In WA, while angel, acquisition and accelerator funding was the most common by number, these types of funding are swamped by the sheer size of the IPOs, ICOs and larger VC placements.
Across the country, there were a recorded 130 angel/seed rounds adding up to $81M, which meant each average raise was $623K.
The largest funding event in WA was to Fastbrick Robotics, an ASX- listed company which attracted a $35M placement for its robotic brick-building business.
Of ECFs and ICOs
One new arrival on the scene was equity crowd funding, which had a slow start as the first 7 licenses were only released in January 2018.
As the IPO and RTO (reverse take over, or ‘back door listing’) market tightens under harder scrutiny from the ASX, so equity crowd funding may become more prevalent. In 2017/18 however, there were only 5 deals completed, raising $6M.
ICOs (initial coin offerings) had flown out of the gate in 2017, but have since been pared back. Many proposed ICOs were either cancelled or delayed during the latter part of the year.
Australia’s first ICO was to WA-based Power Ledger, which raised $34M at the start of the year. Timing, as is so often said, is almost everything.
In WA, the IPO/RTO and ICO market represented 64% of all funding for the sector, which is wholly unusual when compared to other states like NSW, where only 13% of funding was from such sources.

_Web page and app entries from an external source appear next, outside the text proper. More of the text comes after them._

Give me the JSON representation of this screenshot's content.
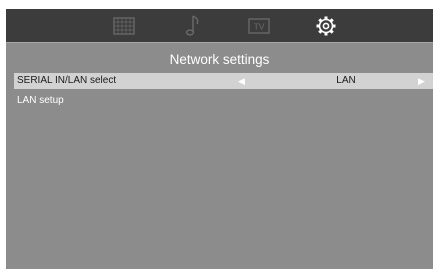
{
  "top_icons": [
    {
      "icon": "picture-grid-icon",
      "active": false
    },
    {
      "icon": "music-note-icon",
      "active": false
    },
    {
      "icon": "tv-icon",
      "active": false,
      "text": "TV"
    },
    {
      "icon": "settings-gear-icon",
      "active": true
    }
  ],
  "colors": {
    "screen": "#8c8c8c",
    "topbar": "#3c3c3c",
    "highlight": "#d2d2d2"
  },
  "menu": {
    "title": "Network settings",
    "items": [
      {
        "label": "SERIAL IN/LAN select",
        "value": "LAN",
        "prev_arrow": "◀",
        "next_arrow": "▶"
      },
      {
        "label": "LAN setup"
      }
    ]
  }
}
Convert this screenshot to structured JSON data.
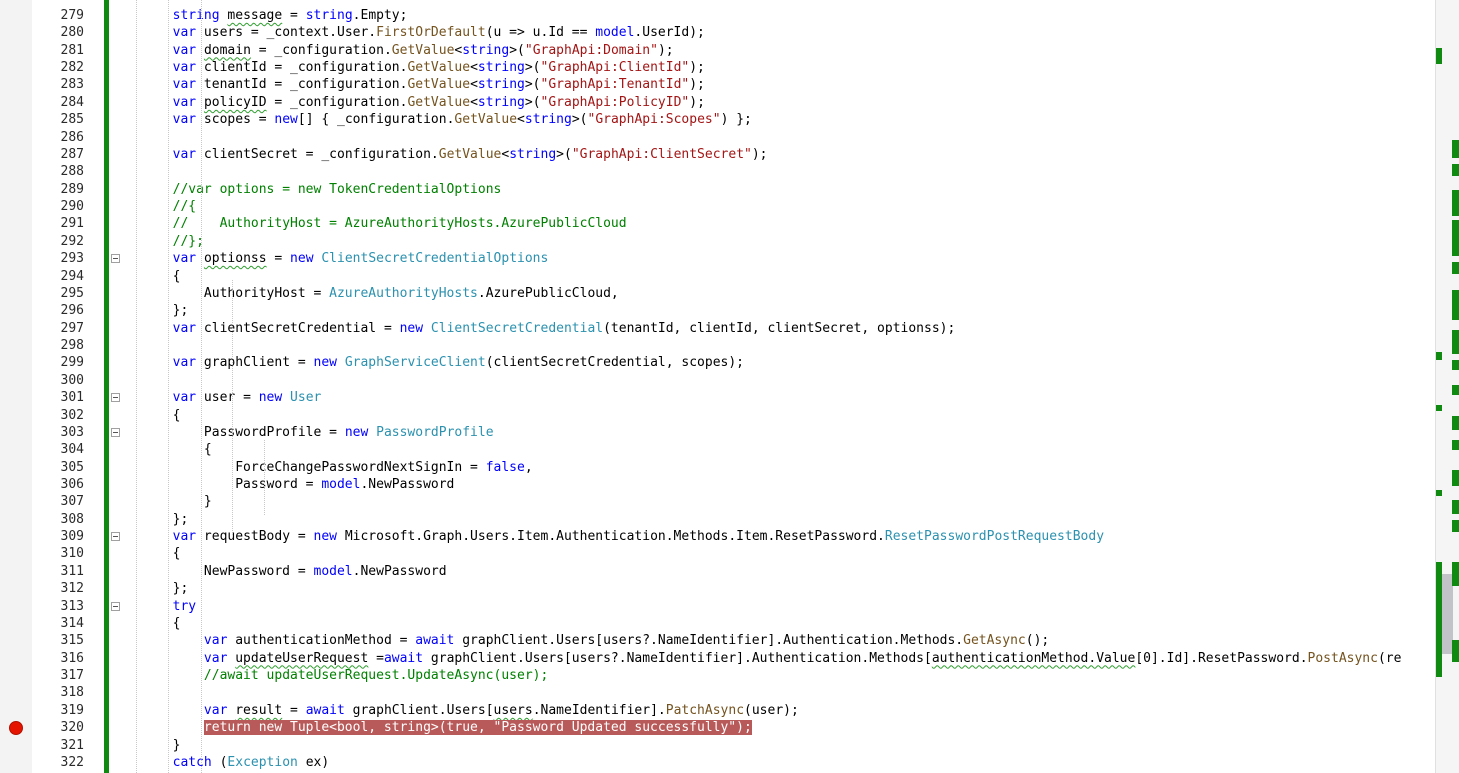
{
  "editor": {
    "lines": [
      {
        "n": "279",
        "tokens": [
          [
            "pl",
            "        "
          ],
          [
            "kw",
            "string"
          ],
          [
            "pl",
            " "
          ],
          [
            "sq",
            "message"
          ],
          [
            "pl",
            " = "
          ],
          [
            "kw",
            "string"
          ],
          [
            "pl",
            ".Empty;"
          ]
        ]
      },
      {
        "n": "280",
        "tokens": [
          [
            "pl",
            "        "
          ],
          [
            "kw",
            "var"
          ],
          [
            "pl",
            " users = _context.User."
          ],
          [
            "me",
            "FirstOrDefault"
          ],
          [
            "pl",
            "(u => u.Id == "
          ],
          [
            "kw",
            "model"
          ],
          [
            "pl",
            ".UserId);"
          ]
        ]
      },
      {
        "n": "281",
        "tokens": [
          [
            "pl",
            "        "
          ],
          [
            "kw",
            "var"
          ],
          [
            "pl",
            " "
          ],
          [
            "sq",
            "domain"
          ],
          [
            "pl",
            " = _configuration."
          ],
          [
            "me",
            "GetValue"
          ],
          [
            "pl",
            "<"
          ],
          [
            "kw",
            "string"
          ],
          [
            "pl",
            ">("
          ],
          [
            "st",
            "\"GraphApi:Domain\""
          ],
          [
            "pl",
            ");"
          ]
        ]
      },
      {
        "n": "282",
        "tokens": [
          [
            "pl",
            "        "
          ],
          [
            "kw",
            "var"
          ],
          [
            "pl",
            " clientId = _configuration."
          ],
          [
            "me",
            "GetValue"
          ],
          [
            "pl",
            "<"
          ],
          [
            "kw",
            "string"
          ],
          [
            "pl",
            ">("
          ],
          [
            "st",
            "\"GraphApi:ClientId\""
          ],
          [
            "pl",
            ");"
          ]
        ]
      },
      {
        "n": "283",
        "tokens": [
          [
            "pl",
            "        "
          ],
          [
            "kw",
            "var"
          ],
          [
            "pl",
            " tenantId = _configuration."
          ],
          [
            "me",
            "GetValue"
          ],
          [
            "pl",
            "<"
          ],
          [
            "kw",
            "string"
          ],
          [
            "pl",
            ">("
          ],
          [
            "st",
            "\"GraphApi:TenantId\""
          ],
          [
            "pl",
            ");"
          ]
        ]
      },
      {
        "n": "284",
        "tokens": [
          [
            "pl",
            "        "
          ],
          [
            "kw",
            "var"
          ],
          [
            "pl",
            " "
          ],
          [
            "sq",
            "policyID"
          ],
          [
            "pl",
            " = _configuration."
          ],
          [
            "me",
            "GetValue"
          ],
          [
            "pl",
            "<"
          ],
          [
            "kw",
            "string"
          ],
          [
            "pl",
            ">("
          ],
          [
            "st",
            "\"GraphApi:PolicyID\""
          ],
          [
            "pl",
            ");"
          ]
        ]
      },
      {
        "n": "285",
        "tokens": [
          [
            "pl",
            "        "
          ],
          [
            "kw",
            "var"
          ],
          [
            "pl",
            " scopes = "
          ],
          [
            "kw",
            "new"
          ],
          [
            "pl",
            "[] { _configuration."
          ],
          [
            "me",
            "GetValue"
          ],
          [
            "pl",
            "<"
          ],
          [
            "kw",
            "string"
          ],
          [
            "pl",
            ">("
          ],
          [
            "st",
            "\"GraphApi:Scopes\""
          ],
          [
            "pl",
            ") };"
          ]
        ]
      },
      {
        "n": "286",
        "tokens": []
      },
      {
        "n": "287",
        "tokens": [
          [
            "pl",
            "        "
          ],
          [
            "kw",
            "var"
          ],
          [
            "pl",
            " clientSecret = _configuration."
          ],
          [
            "me",
            "GetValue"
          ],
          [
            "pl",
            "<"
          ],
          [
            "kw",
            "string"
          ],
          [
            "pl",
            ">("
          ],
          [
            "st",
            "\"GraphApi:ClientSecret\""
          ],
          [
            "pl",
            ");"
          ]
        ]
      },
      {
        "n": "288",
        "tokens": []
      },
      {
        "n": "289",
        "tokens": [
          [
            "pl",
            "        "
          ],
          [
            "cm",
            "//var options = new TokenCredentialOptions"
          ]
        ]
      },
      {
        "n": "290",
        "tokens": [
          [
            "pl",
            "        "
          ],
          [
            "cm",
            "//{"
          ]
        ]
      },
      {
        "n": "291",
        "tokens": [
          [
            "pl",
            "        "
          ],
          [
            "cm",
            "//    AuthorityHost = AzureAuthorityHosts.AzurePublicCloud"
          ]
        ]
      },
      {
        "n": "292",
        "tokens": [
          [
            "pl",
            "        "
          ],
          [
            "cm",
            "//};"
          ]
        ]
      },
      {
        "n": "293",
        "tokens": [
          [
            "pl",
            "        "
          ],
          [
            "kw",
            "var"
          ],
          [
            "pl",
            " "
          ],
          [
            "sq",
            "optionss"
          ],
          [
            "pl",
            " = "
          ],
          [
            "kw",
            "new"
          ],
          [
            "pl",
            " "
          ],
          [
            "ty",
            "ClientSecretCredentialOptions"
          ]
        ]
      },
      {
        "n": "294",
        "tokens": [
          [
            "pl",
            "        {"
          ]
        ]
      },
      {
        "n": "295",
        "tokens": [
          [
            "pl",
            "            AuthorityHost = "
          ],
          [
            "ty",
            "AzureAuthorityHosts"
          ],
          [
            "pl",
            ".AzurePublicCloud,"
          ]
        ]
      },
      {
        "n": "296",
        "tokens": [
          [
            "pl",
            "        };"
          ]
        ]
      },
      {
        "n": "297",
        "tokens": [
          [
            "pl",
            "        "
          ],
          [
            "kw",
            "var"
          ],
          [
            "pl",
            " clientSecretCredential = "
          ],
          [
            "kw",
            "new"
          ],
          [
            "pl",
            " "
          ],
          [
            "ty",
            "ClientSecretCredential"
          ],
          [
            "pl",
            "(tenantId, clientId, clientSecret, optionss);"
          ]
        ]
      },
      {
        "n": "298",
        "tokens": []
      },
      {
        "n": "299",
        "tokens": [
          [
            "pl",
            "        "
          ],
          [
            "kw",
            "var"
          ],
          [
            "pl",
            " graphClient = "
          ],
          [
            "kw",
            "new"
          ],
          [
            "pl",
            " "
          ],
          [
            "ty",
            "GraphServiceClient"
          ],
          [
            "pl",
            "(clientSecretCredential, scopes);"
          ]
        ]
      },
      {
        "n": "300",
        "tokens": []
      },
      {
        "n": "301",
        "tokens": [
          [
            "pl",
            "        "
          ],
          [
            "kw",
            "var"
          ],
          [
            "pl",
            " user = "
          ],
          [
            "kw",
            "new"
          ],
          [
            "pl",
            " "
          ],
          [
            "ty",
            "User"
          ]
        ]
      },
      {
        "n": "302",
        "tokens": [
          [
            "pl",
            "        {"
          ]
        ]
      },
      {
        "n": "303",
        "tokens": [
          [
            "pl",
            "            PasswordProfile = "
          ],
          [
            "kw",
            "new"
          ],
          [
            "pl",
            " "
          ],
          [
            "ty",
            "PasswordProfile"
          ]
        ]
      },
      {
        "n": "304",
        "tokens": [
          [
            "pl",
            "            {"
          ]
        ]
      },
      {
        "n": "305",
        "tokens": [
          [
            "pl",
            "                ForceChangePasswordNextSignIn = "
          ],
          [
            "kw",
            "false"
          ],
          [
            "pl",
            ","
          ]
        ]
      },
      {
        "n": "306",
        "tokens": [
          [
            "pl",
            "                Password = "
          ],
          [
            "kw",
            "model"
          ],
          [
            "pl",
            ".NewPassword"
          ]
        ]
      },
      {
        "n": "307",
        "tokens": [
          [
            "pl",
            "            }"
          ]
        ]
      },
      {
        "n": "308",
        "tokens": [
          [
            "pl",
            "        };"
          ]
        ]
      },
      {
        "n": "309",
        "tokens": [
          [
            "pl",
            "        "
          ],
          [
            "kw",
            "var"
          ],
          [
            "pl",
            " requestBody = "
          ],
          [
            "kw",
            "new"
          ],
          [
            "pl",
            " Microsoft.Graph.Users.Item.Authentication.Methods.Item.ResetPassword."
          ],
          [
            "ty",
            "ResetPasswordPostRequestBody"
          ]
        ]
      },
      {
        "n": "310",
        "tokens": [
          [
            "pl",
            "        {"
          ]
        ]
      },
      {
        "n": "311",
        "tokens": [
          [
            "pl",
            "            NewPassword = "
          ],
          [
            "kw",
            "model"
          ],
          [
            "pl",
            ".NewPassword"
          ]
        ]
      },
      {
        "n": "312",
        "tokens": [
          [
            "pl",
            "        };"
          ]
        ]
      },
      {
        "n": "313",
        "tokens": [
          [
            "pl",
            "        "
          ],
          [
            "kw",
            "try"
          ]
        ]
      },
      {
        "n": "314",
        "tokens": [
          [
            "pl",
            "        {"
          ]
        ]
      },
      {
        "n": "315",
        "tokens": [
          [
            "pl",
            "            "
          ],
          [
            "kw",
            "var"
          ],
          [
            "pl",
            " authenticationMethod = "
          ],
          [
            "kw",
            "await"
          ],
          [
            "pl",
            " graphClient.Users[users?.NameIdentifier].Authentication.Methods."
          ],
          [
            "me",
            "GetAsync"
          ],
          [
            "pl",
            "();"
          ]
        ]
      },
      {
        "n": "316",
        "tokens": [
          [
            "pl",
            "            "
          ],
          [
            "kw",
            "var"
          ],
          [
            "pl",
            " "
          ],
          [
            "sq",
            "updateUserRequest"
          ],
          [
            "pl",
            " ="
          ],
          [
            "kw",
            "await"
          ],
          [
            "pl",
            " graphClient.Users[users?.NameIdentifier].Authentication.Methods["
          ],
          [
            "sq",
            "authenticationMethod.Value"
          ],
          [
            "pl",
            "[0].Id].ResetPassword."
          ],
          [
            "me",
            "PostAsync"
          ],
          [
            "pl",
            "(re"
          ]
        ]
      },
      {
        "n": "317",
        "tokens": [
          [
            "pl",
            "            "
          ],
          [
            "cm",
            "//await updateUserRequest.UpdateAsync(user);"
          ]
        ]
      },
      {
        "n": "318",
        "tokens": []
      },
      {
        "n": "319",
        "tokens": [
          [
            "pl",
            "            "
          ],
          [
            "kw",
            "var"
          ],
          [
            "pl",
            " "
          ],
          [
            "sq",
            "result"
          ],
          [
            "pl",
            " = "
          ],
          [
            "kw",
            "await"
          ],
          [
            "pl",
            " graphClient.Users["
          ],
          [
            "sq",
            "users"
          ],
          [
            "pl",
            ".NameIdentifier]."
          ],
          [
            "me",
            "PatchAsync"
          ],
          [
            "pl",
            "(user);"
          ]
        ]
      },
      {
        "n": "320",
        "bp": true,
        "tokens": [
          [
            "pl",
            "            "
          ],
          [
            "bp",
            "return new Tuple<bool, string>(true, \"Password Updated successfully\");"
          ]
        ]
      },
      {
        "n": "321",
        "tokens": [
          [
            "pl",
            "        }"
          ]
        ]
      },
      {
        "n": "322",
        "tokens": [
          [
            "pl",
            "        "
          ],
          [
            "kw",
            "catch"
          ],
          [
            "pl",
            " ("
          ],
          [
            "ty",
            "Exception"
          ],
          [
            "pl",
            " ex)"
          ]
        ]
      }
    ]
  },
  "colors": {
    "keyword": "#0000ff",
    "type": "#2b91af",
    "string": "#a31515",
    "comment": "#008000",
    "breakpoint_line": "#b95a5a",
    "change_bar": "#108a10"
  }
}
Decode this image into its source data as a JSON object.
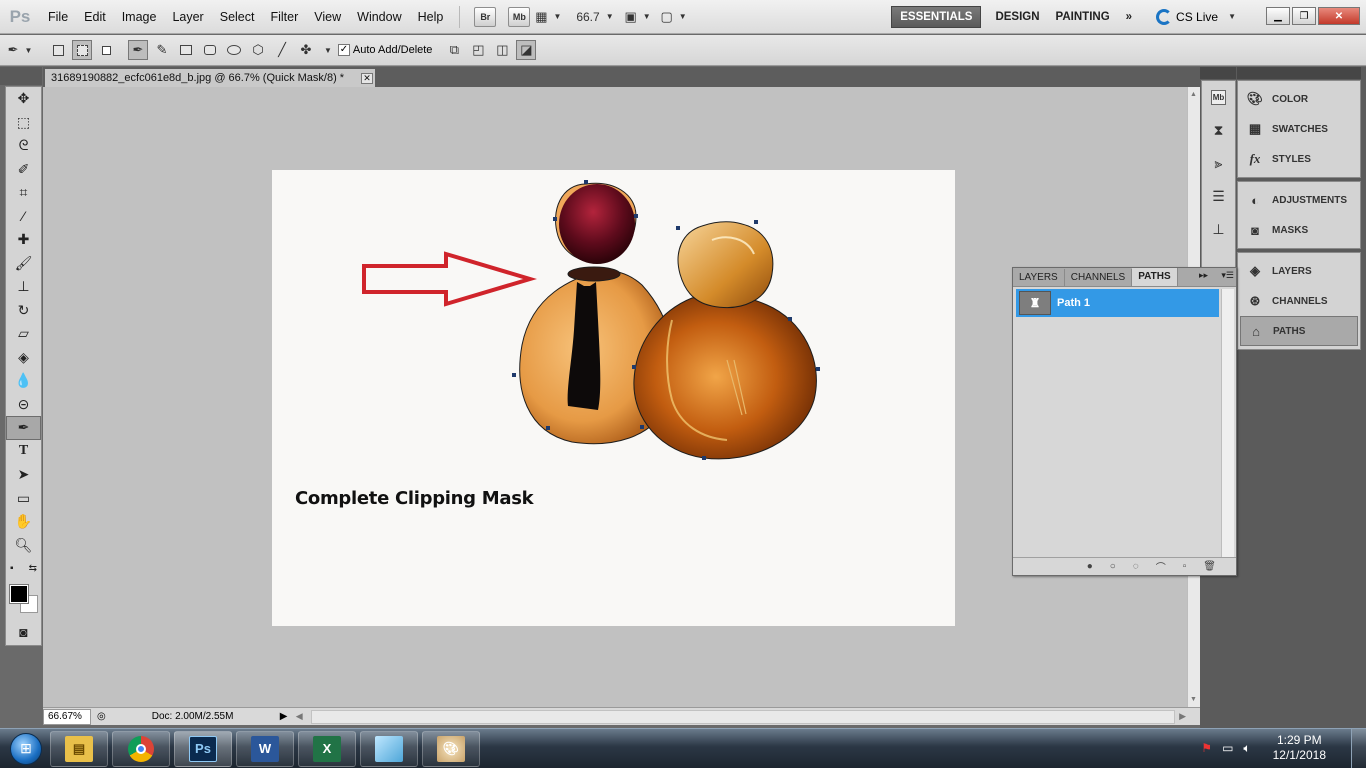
{
  "app": {
    "logo": "Ps",
    "menu": [
      "File",
      "Edit",
      "Image",
      "Layer",
      "Select",
      "Filter",
      "View",
      "Window",
      "Help"
    ],
    "bridge_label": "Br",
    "minibridge_label": "Mb",
    "zoom_value": "66.7",
    "workspaces": [
      "ESSENTIALS",
      "DESIGN",
      "PAINTING"
    ],
    "workspace_more": "»",
    "cslive_label": "CS Live"
  },
  "options_bar": {
    "auto_add_delete_label": "Auto Add/Delete",
    "auto_add_delete_checked": true
  },
  "document": {
    "tab_title": "31689190882_ecfc061e8d_b.jpg @ 66.7% (Quick Mask/8) *",
    "caption": "Complete Clipping Mask",
    "arrow_color": "#d0242b"
  },
  "status": {
    "zoom": "66.67%",
    "doc_info": "Doc: 2.00M/2.55M"
  },
  "dock": {
    "group1": [
      "COLOR",
      "SWATCHES",
      "STYLES"
    ],
    "group2": [
      "ADJUSTMENTS",
      "MASKS"
    ],
    "group3": [
      "LAYERS",
      "CHANNELS",
      "PATHS"
    ],
    "active_item": "PATHS"
  },
  "paths_panel": {
    "tabs": [
      "LAYERS",
      "CHANNELS",
      "PATHS"
    ],
    "active_tab": "PATHS",
    "paths": [
      {
        "name": "Path 1",
        "selected": true
      }
    ]
  },
  "taskbar": {
    "time": "1:29 PM",
    "date": "12/1/2018",
    "apps": [
      "explorer-icon",
      "chrome-icon",
      "photoshop-icon",
      "word-icon",
      "excel-icon",
      "notepad-icon",
      "paint-icon"
    ],
    "ps_label": "Ps",
    "word_label": "W",
    "excel_label": "X"
  }
}
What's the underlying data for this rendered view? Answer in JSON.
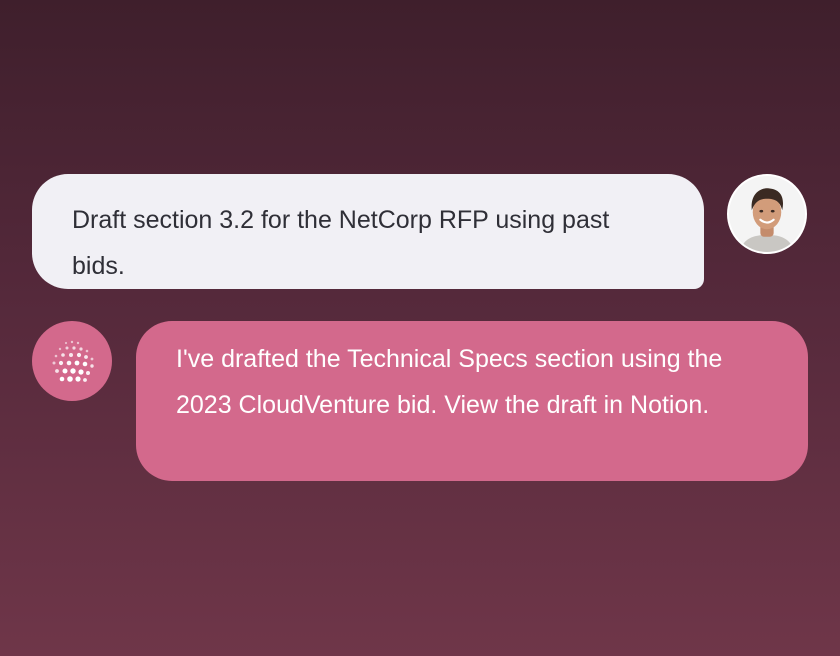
{
  "conversation": {
    "messages": [
      {
        "role": "user",
        "text": "Draft section 3.2 for the NetCorp RFP using past bids.",
        "avatar_icon": "user-photo-avatar"
      },
      {
        "role": "assistant",
        "text": "I've drafted the Technical Specs section using the 2023 CloudVenture bid. View the draft in Notion.",
        "avatar_icon": "dotted-sphere-logo"
      }
    ]
  },
  "colors": {
    "background_top": "#3f1f2c",
    "background_bottom": "#6f3649",
    "user_bubble": "#f1f0f5",
    "assistant_bubble": "#d3698c",
    "user_text": "#2f2f37",
    "assistant_text": "#ffffff"
  }
}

As the report states: “On the whole it could also be observed that Western Australia saw a limited range of categories of companies funded in [sic] when compared to other states.”
Meanwhile, government grants kicked in $66M across 182 companies during the year. In WA, the Accelerating Commercialisation grant provided $3.8M to 6 companies (average $633K), which as this is a matching dollar for dollar program, meant $7M was provided in total to those pre-revenue projects.
These numbers tell us what most WA startups already know – in general, it’s been a tough year to raise money from the more traditional sources of angels, accelerators and other means.
While there have been some notable exceptions, and things may be better than they were a few years ago, the report does highlight how WA continues to lag the other states in funding, proportionate to our size.
Perhaps the rebound in mining and interest in other sectors is counting against the more obvious point that the state has to invest in future businesses, and the future more generally, which probably lies somewhere among the early stage tech sector in this state.
Techboard’s full report can be downloaded online.